“If I’m honest, that’s probably the biggest challenge that any education manager in any company is faced with – understanding the impact of what you’re doing. I think with learning and development in any company, the finance team and the general managers or managing directors don’t always see this tangible outcome like you do if your measuring, say, a sales outcome, which is really easy because you’re either on target, off target or so many percent above it. Whereas, it’s more challenging to measure that with education.
“I think, by using something like Wranx, it’s much easier to measure training effectiveness by using the analytics. What we’re trying to do is measure the people who are logging on really frequently, whose Seinfeld Chains are quite high. We really have been trying to measure, perhaps, what their sales outcomes are, because that really gives us an opportunity to see whether it’s making an impact. In terms if we’re one hundred percent maximising it, we’re probably moving more towards that, but that’s something I think we need to get better at as a company as well – ensuring that everyone starts looking at the league tables and pushing it forward. So, we’re going to be introducing a monthly prize for that.”
Have you seen impact as you’ve introduced e-learning elements or simply more rounded training?
“I think it’s more rounded really. Again, it’s so challenging to really measure the outcomes of learning. It’s really difficult to have that tangible measurement – it’s not like selling a product. But I think it is that feel-good factor – for us as a company, L’Oreal on a global level, there’s a lot of pressure to deliver education more digitally and there’s lots of statistics floating around, however, I think we need to take a more balanced approach. That’s really key for me.”
How have you seen learning and development change over the years and in what direction would you like to see it go?
“I’ve been in education for twenty years, so there’s been lots of change over that time. In the industry I work in, it’s gone from being very apprenticeship-led to being very qualification-led and now, we’re doing almost a three-sixty where it’s going back to being quite apprenticeship-led. I think, more than ever, the learners that we are faced with today – whether that be a customer, an educator or a salesperson – the younger generation, the Millennial generation, they’re not satisfied with just being told. They want to explore, they want to discover. People standing at the front of the room are no longer able to just tell, tell, tell. They have to be more facilitative in their approach, so that the person is discovering and learning in that way, which means that, ultimately, they take more on board.
“I think it’s amazing that things are moving forward in that way – it’s been quite gradual. I think the biggest challenge that education managers in all companies are faced with is that, as soon as money is tight, the very first thing that companies look to do is take it from their development funds and I think it’s such a shame, because these are the things that keep you head and shoulders above the competition. When you look in retail sectors, which is a good comparison, you see household names – people that we’ve known on the high-street for years and years and years – who are struggling in business at the moment and yet you walk into their shops and their staff are not well trained, are not very motivated.
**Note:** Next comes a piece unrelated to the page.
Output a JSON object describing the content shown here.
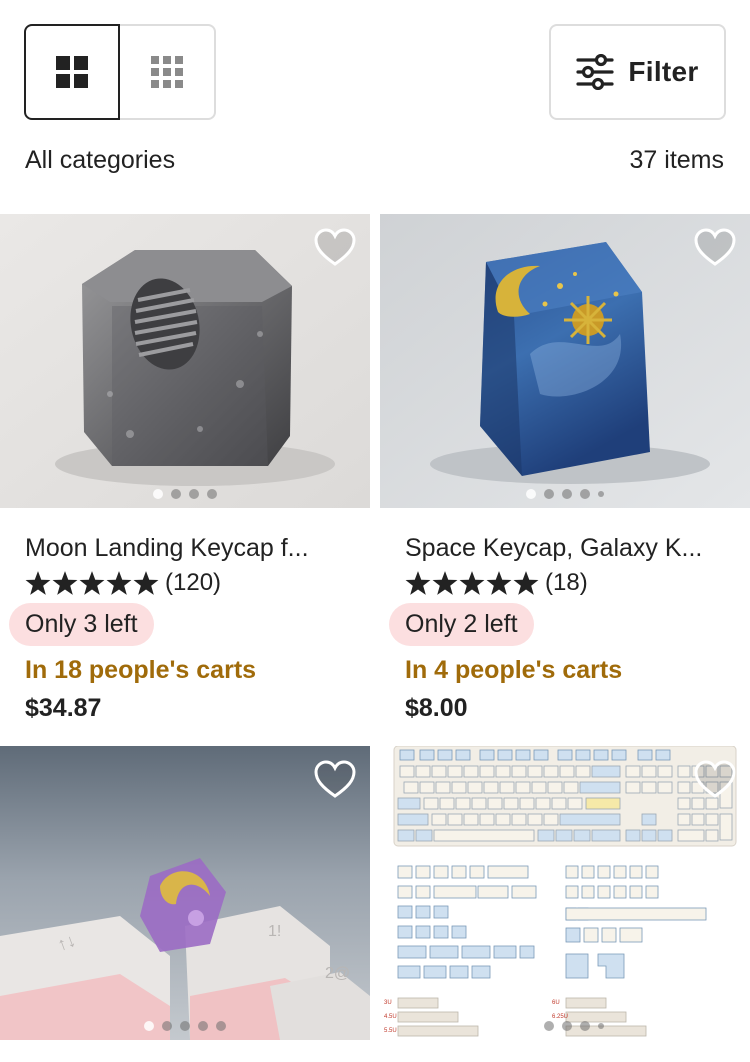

That, to me, is what will ultimately make a business start to fail – if they don’t continue developing their teams. All too often, somebody working in a finance team just sees it as a way to save money, but it ends up costing you money in the long-run. That’s super key, I think really, in retaining great staff.”